#### Records for the exercise
※

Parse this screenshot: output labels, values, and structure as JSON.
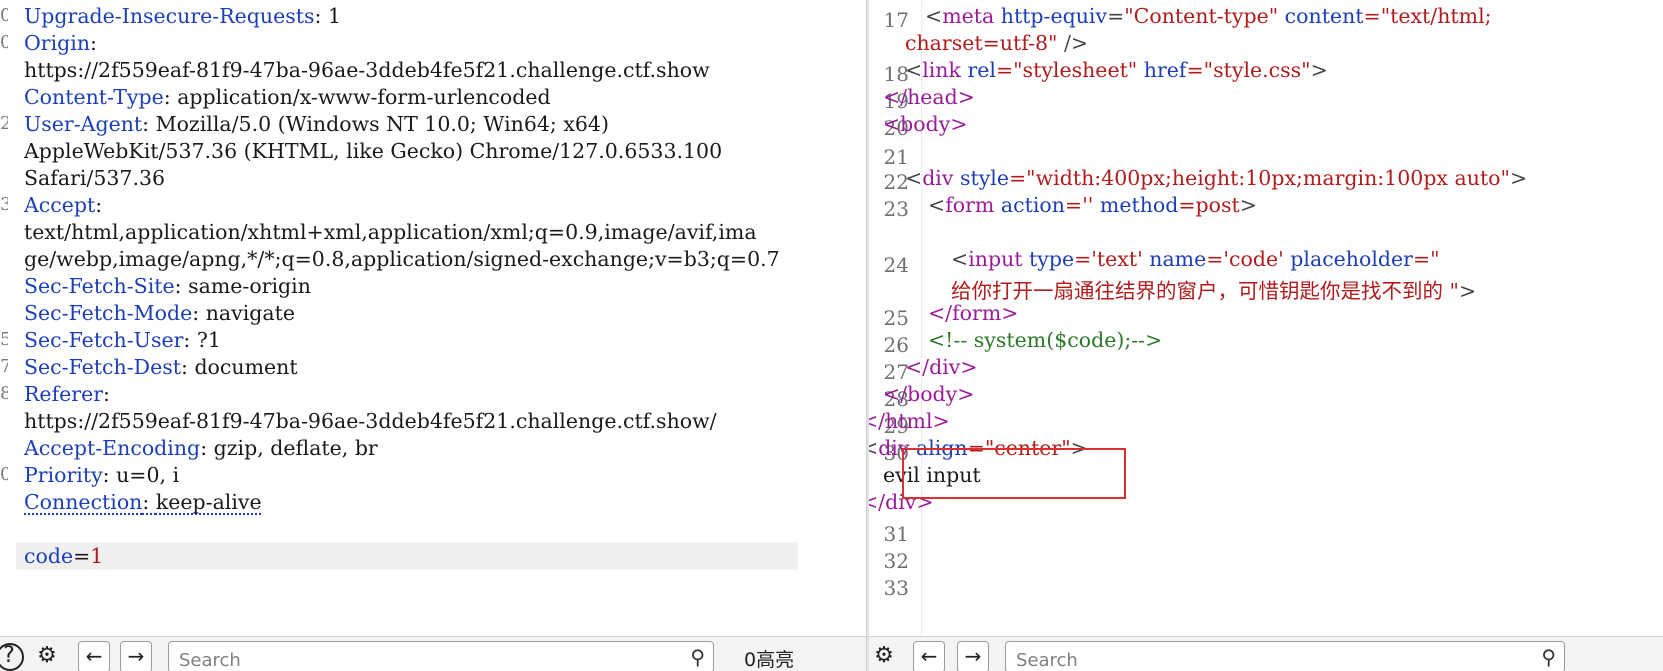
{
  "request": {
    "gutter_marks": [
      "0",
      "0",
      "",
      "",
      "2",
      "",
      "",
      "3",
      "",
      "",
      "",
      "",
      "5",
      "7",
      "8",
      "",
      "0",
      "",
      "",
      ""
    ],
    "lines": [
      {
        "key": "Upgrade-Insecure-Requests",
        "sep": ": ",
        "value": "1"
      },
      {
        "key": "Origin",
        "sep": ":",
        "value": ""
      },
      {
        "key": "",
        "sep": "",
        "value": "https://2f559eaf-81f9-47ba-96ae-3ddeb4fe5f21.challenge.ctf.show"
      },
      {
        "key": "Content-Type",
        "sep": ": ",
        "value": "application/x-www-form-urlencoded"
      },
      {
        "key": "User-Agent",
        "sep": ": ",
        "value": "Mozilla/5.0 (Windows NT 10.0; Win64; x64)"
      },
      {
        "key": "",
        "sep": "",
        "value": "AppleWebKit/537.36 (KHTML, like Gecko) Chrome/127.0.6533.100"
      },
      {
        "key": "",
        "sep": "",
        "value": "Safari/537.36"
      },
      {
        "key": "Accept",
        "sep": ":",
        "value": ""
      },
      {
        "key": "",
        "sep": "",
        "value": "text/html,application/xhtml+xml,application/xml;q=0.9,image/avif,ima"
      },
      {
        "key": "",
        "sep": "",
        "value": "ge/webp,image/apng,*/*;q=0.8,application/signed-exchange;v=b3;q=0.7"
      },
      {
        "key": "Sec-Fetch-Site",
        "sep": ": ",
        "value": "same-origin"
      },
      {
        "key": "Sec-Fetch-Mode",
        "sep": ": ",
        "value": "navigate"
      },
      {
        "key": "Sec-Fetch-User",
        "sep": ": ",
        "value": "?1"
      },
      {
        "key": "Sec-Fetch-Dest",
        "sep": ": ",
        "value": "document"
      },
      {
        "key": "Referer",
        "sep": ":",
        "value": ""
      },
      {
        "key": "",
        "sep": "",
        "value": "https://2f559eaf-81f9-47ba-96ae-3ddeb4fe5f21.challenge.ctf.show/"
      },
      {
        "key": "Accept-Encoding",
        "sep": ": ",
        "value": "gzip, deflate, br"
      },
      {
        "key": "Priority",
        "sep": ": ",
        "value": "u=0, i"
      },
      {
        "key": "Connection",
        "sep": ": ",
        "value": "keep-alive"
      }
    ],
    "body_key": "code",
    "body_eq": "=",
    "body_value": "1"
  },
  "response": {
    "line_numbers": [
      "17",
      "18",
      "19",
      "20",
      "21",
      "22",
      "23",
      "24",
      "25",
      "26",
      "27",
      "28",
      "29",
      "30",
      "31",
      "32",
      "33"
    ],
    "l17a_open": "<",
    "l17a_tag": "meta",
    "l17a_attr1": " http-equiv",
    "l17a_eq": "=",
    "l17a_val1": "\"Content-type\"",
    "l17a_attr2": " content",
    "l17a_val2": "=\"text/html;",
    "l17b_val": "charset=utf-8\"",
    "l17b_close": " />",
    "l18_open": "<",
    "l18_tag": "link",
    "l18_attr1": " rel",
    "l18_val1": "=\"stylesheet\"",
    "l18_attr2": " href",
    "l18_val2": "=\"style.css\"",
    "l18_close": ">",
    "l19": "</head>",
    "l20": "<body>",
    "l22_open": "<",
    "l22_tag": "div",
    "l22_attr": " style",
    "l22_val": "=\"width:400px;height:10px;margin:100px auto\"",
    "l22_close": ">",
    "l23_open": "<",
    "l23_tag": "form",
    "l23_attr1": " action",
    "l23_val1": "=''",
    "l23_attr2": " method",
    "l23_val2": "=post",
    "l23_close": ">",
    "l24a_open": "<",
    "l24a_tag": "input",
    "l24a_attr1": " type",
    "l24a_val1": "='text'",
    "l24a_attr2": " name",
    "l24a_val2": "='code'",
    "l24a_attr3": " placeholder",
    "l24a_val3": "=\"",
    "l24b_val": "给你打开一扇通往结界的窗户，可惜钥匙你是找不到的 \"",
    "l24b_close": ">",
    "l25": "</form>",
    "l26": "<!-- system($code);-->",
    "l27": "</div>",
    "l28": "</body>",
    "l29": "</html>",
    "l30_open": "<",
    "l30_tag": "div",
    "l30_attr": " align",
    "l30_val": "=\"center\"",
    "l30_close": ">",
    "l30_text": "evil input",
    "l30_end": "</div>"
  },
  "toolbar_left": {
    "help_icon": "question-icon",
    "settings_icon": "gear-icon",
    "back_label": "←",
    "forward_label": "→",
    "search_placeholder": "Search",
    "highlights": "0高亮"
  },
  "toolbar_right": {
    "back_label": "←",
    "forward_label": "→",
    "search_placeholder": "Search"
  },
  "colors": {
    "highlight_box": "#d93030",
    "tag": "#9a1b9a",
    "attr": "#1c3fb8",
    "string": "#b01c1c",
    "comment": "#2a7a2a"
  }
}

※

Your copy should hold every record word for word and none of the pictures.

#### Result of this task
Parse this screenshot: output labels, values, and structure as JSON.
{
  "request": {
    "gutter_marks": [
      "0",
      "0",
      "",
      "",
      "2",
      "",
      "",
      "3",
      "",
      "",
      "",
      "",
      "5",
      "7",
      "8",
      "",
      "0",
      "",
      "",
      ""
    ],
    "lines": [
      {
        "key": "Upgrade-Insecure-Requests",
        "sep": ": ",
        "value": "1"
      },
      {
        "key": "Origin",
        "sep": ":",
        "value": ""
      },
      {
        "key": "",
        "sep": "",
        "value": "https://2f559eaf-81f9-47ba-96ae-3ddeb4fe5f21.challenge.ctf.show"
      },
      {
        "key": "Content-Type",
        "sep": ": ",
        "value": "application/x-www-form-urlencoded"
      },
      {
        "key": "User-Agent",
        "sep": ": ",
        "value": "Mozilla/5.0 (Windows NT 10.0; Win64; x64)"
      },
      {
        "key": "",
        "sep": "",
        "value": "AppleWebKit/537.36 (KHTML, like Gecko) Chrome/127.0.6533.100"
      },
      {
        "key": "",
        "sep": "",
        "value": "Safari/537.36"
      },
      {
        "key": "Accept",
        "sep": ":",
        "value": ""
      },
      {
        "key": "",
        "sep": "",
        "value": "text/html,application/xhtml+xml,application/xml;q=0.9,image/avif,ima"
      },
      {
        "key": "",
        "sep": "",
        "value": "ge/webp,image/apng,*/*;q=0.8,application/signed-exchange;v=b3;q=0.7"
      },
      {
        "key": "Sec-Fetch-Site",
        "sep": ": ",
        "value": "same-origin"
      },
      {
        "key": "Sec-Fetch-Mode",
        "sep": ": ",
        "value": "navigate"
      },
      {
        "key": "Sec-Fetch-User",
        "sep": ": ",
        "value": "?1"
      },
      {
        "key": "Sec-Fetch-Dest",
        "sep": ": ",
        "value": "document"
      },
      {
        "key": "Referer",
        "sep": ":",
        "value": ""
      },
      {
        "key": "",
        "sep": "",
        "value": "https://2f559eaf-81f9-47ba-96ae-3ddeb4fe5f21.challenge.ctf.show/"
      },
      {
        "key": "Accept-Encoding",
        "sep": ": ",
        "value": "gzip, deflate, br"
      },
      {
        "key": "Priority",
        "sep": ": ",
        "value": "u=0, i"
      },
      {
        "key": "Connection",
        "sep": ": ",
        "value": "keep-alive"
      }
    ],
    "body_key": "code",
    "body_eq": "=",
    "body_value": "1"
  },
  "response": {
    "line_numbers": [
      "17",
      "18",
      "19",
      "20",
      "21",
      "22",
      "23",
      "24",
      "25",
      "26",
      "27",
      "28",
      "29",
      "30",
      "31",
      "32",
      "33"
    ],
    "l17a_open": "<",
    "l17a_tag": "meta",
    "l17a_attr1": " http-equiv",
    "l17a_eq": "=",
    "l17a_val1": "\"Content-type\"",
    "l17a_attr2": " content",
    "l17a_val2": "=\"text/html;",
    "l17b_val": "charset=utf-8\"",
    "l17b_close": " />",
    "l18_open": "<",
    "l18_tag": "link",
    "l18_attr1": " rel",
    "l18_val1": "=\"stylesheet\"",
    "l18_attr2": " href",
    "l18_val2": "=\"style.css\"",
    "l18_close": ">",
    "l19": "</head>",
    "l20": "<body>",
    "l22_open": "<",
    "l22_tag": "div",
    "l22_attr": " style",
    "l22_val": "=\"width:400px;height:10px;margin:100px auto\"",
    "l22_close": ">",
    "l23_open": "<",
    "l23_tag": "form",
    "l23_attr1": " action",
    "l23_val1": "=''",
    "l23_attr2": " method",
    "l23_val2": "=post",
    "l23_close": ">",
    "l24a_open": "<",
    "l24a_tag": "input",
    "l24a_attr1": " type",
    "l24a_val1": "='text'",
    "l24a_attr2": " name",
    "l24a_val2": "='code'",
    "l24a_attr3": " placeholder",
    "l24a_val3": "=\"",
    "l24b_val": "给你打开一扇通往结界的窗户，可惜钥匙你是找不到的 \"",
    "l24b_close": ">",
    "l25": "</form>",
    "l26": "<!-- system($code);-->",
    "l27": "</div>",
    "l28": "</body>",
    "l29": "</html>",
    "l30_open": "<",
    "l30_tag": "div",
    "l30_attr": " align",
    "l30_val": "=\"center\"",
    "l30_close": ">",
    "l30_text": "evil input",
    "l30_end": "</div>"
  },
  "toolbar_left": {
    "help_icon": "question-icon",
    "settings_icon": "gear-icon",
    "back_label": "←",
    "forward_label": "→",
    "search_placeholder": "Search",
    "highlights": "0高亮"
  },
  "toolbar_right": {
    "back_label": "←",
    "forward_label": "→",
    "search_placeholder": "Search"
  },
  "colors": {
    "highlight_box": "#d93030",
    "tag": "#9a1b9a",
    "attr": "#1c3fb8",
    "string": "#b01c1c",
    "comment": "#2a7a2a"
  }
}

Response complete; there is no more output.